Ahead of Disney and Time Warner's earnings reports next week, both companies are moving forward with layoffs. The strategy is probably to get the news out ahead of the post-earnings conference calls so the executives can discuss and assuage fears.

On Wednesday Time Warner's AOL announced its cutting 10 percent of its 7,000-person staff as part of a restructuring plan to make AOL more competitive. The company will also freeze merit raises.

This of course comes as AOL faces a downturn in ad revenue and ongoing efforts to transition the company from a subscription service to an ad-supported one. These layoffs are expected to be enacted in the U.S. by the end of March, while global layoffs happen over the next few quarters. Time Warner is interested in selling AOL, and this streamlined employee structure could help make it more appealing.

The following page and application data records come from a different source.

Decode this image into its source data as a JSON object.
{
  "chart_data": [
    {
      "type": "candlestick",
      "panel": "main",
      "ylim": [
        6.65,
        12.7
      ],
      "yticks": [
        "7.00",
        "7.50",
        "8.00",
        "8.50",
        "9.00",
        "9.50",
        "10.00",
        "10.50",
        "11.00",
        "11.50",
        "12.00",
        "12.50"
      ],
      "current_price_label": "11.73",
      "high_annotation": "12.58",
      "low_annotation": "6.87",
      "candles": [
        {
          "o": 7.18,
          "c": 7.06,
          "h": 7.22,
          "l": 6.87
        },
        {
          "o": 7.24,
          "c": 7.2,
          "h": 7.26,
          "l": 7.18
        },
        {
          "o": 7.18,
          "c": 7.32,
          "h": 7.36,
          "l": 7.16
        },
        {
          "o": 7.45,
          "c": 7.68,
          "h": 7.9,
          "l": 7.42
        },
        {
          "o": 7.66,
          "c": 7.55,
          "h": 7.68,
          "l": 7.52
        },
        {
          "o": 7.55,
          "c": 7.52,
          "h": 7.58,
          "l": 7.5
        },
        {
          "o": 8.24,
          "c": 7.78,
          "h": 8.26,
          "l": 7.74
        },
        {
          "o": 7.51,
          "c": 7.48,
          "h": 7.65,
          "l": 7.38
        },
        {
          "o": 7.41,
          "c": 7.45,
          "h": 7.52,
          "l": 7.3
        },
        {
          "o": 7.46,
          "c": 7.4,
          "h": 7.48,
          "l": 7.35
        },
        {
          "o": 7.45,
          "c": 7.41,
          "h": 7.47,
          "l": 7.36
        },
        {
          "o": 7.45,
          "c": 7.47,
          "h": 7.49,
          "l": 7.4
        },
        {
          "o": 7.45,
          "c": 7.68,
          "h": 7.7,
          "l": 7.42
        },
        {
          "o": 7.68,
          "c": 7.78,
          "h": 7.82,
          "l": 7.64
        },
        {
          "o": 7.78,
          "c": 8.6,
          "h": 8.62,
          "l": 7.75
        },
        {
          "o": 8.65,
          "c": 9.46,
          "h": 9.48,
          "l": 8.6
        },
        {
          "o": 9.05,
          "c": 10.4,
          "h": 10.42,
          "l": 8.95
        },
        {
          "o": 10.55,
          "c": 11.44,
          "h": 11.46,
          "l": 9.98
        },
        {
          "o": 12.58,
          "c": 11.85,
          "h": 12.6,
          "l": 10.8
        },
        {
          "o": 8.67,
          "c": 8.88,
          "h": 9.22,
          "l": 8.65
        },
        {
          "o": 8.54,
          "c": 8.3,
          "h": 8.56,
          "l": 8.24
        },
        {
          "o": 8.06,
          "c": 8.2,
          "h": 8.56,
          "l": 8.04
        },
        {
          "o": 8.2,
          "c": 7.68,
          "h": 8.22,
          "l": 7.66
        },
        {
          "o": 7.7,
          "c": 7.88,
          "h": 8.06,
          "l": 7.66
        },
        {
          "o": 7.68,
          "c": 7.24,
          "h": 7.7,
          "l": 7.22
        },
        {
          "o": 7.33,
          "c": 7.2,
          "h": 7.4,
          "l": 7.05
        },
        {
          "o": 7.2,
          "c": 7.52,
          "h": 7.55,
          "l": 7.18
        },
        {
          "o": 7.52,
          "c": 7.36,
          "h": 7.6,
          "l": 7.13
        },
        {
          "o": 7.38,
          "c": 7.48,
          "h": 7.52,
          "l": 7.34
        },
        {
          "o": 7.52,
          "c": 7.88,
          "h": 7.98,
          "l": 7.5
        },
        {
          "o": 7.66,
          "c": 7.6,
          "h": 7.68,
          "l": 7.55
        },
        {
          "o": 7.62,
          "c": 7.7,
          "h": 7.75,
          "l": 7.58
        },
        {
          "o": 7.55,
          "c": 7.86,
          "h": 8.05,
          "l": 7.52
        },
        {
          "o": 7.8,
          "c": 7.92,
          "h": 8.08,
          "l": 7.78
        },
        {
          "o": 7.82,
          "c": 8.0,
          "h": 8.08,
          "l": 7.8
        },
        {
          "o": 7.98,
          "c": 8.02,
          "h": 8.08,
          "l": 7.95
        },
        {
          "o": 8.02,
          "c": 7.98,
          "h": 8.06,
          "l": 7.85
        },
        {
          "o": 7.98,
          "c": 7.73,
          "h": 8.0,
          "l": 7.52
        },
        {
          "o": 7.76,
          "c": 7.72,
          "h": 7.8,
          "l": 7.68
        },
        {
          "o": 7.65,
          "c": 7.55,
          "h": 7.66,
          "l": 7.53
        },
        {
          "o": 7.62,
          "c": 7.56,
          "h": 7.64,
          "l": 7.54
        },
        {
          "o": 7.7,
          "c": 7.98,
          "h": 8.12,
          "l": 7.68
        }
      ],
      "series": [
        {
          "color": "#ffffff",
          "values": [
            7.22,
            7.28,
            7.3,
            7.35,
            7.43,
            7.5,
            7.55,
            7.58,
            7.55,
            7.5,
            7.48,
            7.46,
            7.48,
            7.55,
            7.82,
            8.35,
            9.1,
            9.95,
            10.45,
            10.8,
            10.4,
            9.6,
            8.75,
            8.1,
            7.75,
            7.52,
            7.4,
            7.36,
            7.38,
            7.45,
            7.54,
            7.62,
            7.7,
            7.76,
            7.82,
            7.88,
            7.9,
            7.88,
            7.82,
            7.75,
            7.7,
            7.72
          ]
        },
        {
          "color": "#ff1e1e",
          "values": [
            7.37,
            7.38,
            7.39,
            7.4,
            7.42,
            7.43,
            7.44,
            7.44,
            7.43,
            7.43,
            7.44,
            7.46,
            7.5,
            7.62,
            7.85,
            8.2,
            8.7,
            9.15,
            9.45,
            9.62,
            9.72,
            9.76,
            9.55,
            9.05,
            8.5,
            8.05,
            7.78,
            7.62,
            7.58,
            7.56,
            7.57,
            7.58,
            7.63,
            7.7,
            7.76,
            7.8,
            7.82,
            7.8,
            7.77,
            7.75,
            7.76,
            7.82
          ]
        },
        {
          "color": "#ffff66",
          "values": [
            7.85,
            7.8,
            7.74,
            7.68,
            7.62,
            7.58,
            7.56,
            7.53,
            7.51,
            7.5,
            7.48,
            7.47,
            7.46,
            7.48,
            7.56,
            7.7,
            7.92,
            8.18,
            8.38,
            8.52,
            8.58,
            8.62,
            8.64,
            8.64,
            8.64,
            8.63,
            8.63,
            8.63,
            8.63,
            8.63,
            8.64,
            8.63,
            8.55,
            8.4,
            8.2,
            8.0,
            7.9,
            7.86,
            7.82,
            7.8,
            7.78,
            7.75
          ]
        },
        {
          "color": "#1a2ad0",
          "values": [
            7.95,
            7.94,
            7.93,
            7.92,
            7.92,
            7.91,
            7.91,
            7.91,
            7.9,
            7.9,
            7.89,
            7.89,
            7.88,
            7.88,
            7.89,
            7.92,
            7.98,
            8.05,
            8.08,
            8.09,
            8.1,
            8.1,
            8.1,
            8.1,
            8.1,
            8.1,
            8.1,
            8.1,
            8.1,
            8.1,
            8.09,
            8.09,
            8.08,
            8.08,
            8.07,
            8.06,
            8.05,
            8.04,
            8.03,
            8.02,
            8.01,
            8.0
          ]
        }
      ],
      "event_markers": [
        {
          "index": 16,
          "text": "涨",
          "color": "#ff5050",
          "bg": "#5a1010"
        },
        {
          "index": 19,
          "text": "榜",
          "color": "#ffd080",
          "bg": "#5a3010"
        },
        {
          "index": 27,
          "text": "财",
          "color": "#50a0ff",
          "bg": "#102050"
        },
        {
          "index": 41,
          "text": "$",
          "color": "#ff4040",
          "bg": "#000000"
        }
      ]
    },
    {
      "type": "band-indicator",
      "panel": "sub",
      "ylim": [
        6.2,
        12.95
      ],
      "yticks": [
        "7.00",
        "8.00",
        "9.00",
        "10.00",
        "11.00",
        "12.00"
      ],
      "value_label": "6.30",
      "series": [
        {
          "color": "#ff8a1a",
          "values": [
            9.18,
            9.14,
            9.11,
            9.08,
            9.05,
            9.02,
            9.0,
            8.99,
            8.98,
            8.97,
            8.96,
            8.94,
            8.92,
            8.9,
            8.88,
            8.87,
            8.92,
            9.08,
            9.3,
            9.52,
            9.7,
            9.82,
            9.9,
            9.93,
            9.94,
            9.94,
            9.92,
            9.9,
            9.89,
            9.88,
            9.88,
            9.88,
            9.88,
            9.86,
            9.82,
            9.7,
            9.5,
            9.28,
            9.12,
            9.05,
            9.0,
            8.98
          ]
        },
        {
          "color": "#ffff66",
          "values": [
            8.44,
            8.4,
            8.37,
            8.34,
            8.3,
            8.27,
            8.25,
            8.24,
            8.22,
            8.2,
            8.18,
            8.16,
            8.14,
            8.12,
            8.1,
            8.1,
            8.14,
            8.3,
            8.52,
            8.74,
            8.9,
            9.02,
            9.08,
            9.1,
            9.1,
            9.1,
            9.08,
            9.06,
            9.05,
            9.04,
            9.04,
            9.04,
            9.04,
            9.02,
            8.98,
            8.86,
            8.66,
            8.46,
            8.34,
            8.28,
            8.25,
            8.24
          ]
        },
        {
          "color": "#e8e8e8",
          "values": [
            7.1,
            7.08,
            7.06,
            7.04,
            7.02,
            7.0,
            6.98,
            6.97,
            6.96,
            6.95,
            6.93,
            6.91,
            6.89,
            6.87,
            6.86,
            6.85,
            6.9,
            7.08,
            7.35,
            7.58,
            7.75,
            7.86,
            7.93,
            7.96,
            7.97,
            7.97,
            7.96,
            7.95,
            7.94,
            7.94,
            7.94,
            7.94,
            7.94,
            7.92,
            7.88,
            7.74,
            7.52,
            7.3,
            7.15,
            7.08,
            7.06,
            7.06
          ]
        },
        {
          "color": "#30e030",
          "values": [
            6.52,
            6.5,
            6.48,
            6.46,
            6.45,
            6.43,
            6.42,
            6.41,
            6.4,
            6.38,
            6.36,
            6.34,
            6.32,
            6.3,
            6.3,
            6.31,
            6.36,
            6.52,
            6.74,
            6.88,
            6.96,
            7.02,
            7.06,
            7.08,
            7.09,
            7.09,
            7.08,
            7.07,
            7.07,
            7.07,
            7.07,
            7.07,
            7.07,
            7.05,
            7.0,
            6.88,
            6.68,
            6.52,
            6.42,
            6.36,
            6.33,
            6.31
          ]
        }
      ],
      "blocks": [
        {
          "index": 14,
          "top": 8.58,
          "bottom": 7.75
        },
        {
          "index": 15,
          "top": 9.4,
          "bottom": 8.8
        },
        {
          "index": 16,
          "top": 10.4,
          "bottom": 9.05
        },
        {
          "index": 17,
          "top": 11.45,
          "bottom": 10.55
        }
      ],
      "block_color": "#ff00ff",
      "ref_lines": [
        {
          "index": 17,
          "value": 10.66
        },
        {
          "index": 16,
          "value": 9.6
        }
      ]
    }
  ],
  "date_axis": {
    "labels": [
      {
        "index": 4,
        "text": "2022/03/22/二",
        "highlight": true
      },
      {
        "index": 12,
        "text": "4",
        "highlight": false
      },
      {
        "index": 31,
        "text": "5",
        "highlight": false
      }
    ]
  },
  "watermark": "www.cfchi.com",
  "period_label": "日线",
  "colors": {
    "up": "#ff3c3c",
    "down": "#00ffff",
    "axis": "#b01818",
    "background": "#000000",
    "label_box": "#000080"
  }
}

Thursday Disney's television told its employees that more layoffs are coming. Anne Sweeney, co-chair of Disney Media Networks and president, Disney-ABC Television group sent an email informing employees that layoffs are coming to the company's entertainment and news television properties. According to a source at Disney, approximately 200 staffers across the Disney/ABC TV group will be laid off and several hundred open positions will not be filled as responsibilities are consolidated. T

he layoffs will be made by each of the business divisions, and don't expect any announcements on how many will be made by each. (Some estimates put layoffs at ABC news at 40 people).

Here's part of Anne Sweeney's email: "After months of making hard decisions across our businesses to help us adjust to a weakening economy, we’re now faced with the harsh reality of having to eliminate jobs in some areas.

This was not an easy decision, nor one made lightly. The people affected today are our friends and colleagues, and we are doing all we can for them and their families during what we know will be a difficult transition.

Change is never easy, and becomes even harder to embrace during times of turbulence and uncertainty. With that in mind, I've asked each business leader to reach out to their group with more information on this announcement as soon as possible. "

Questions? Comments? MediaMoney@cnbc.com

  • Working from Los Angeles, Boorstin is CNBC's media and entertainment reporter and editor of CNBC.com's Media Money section.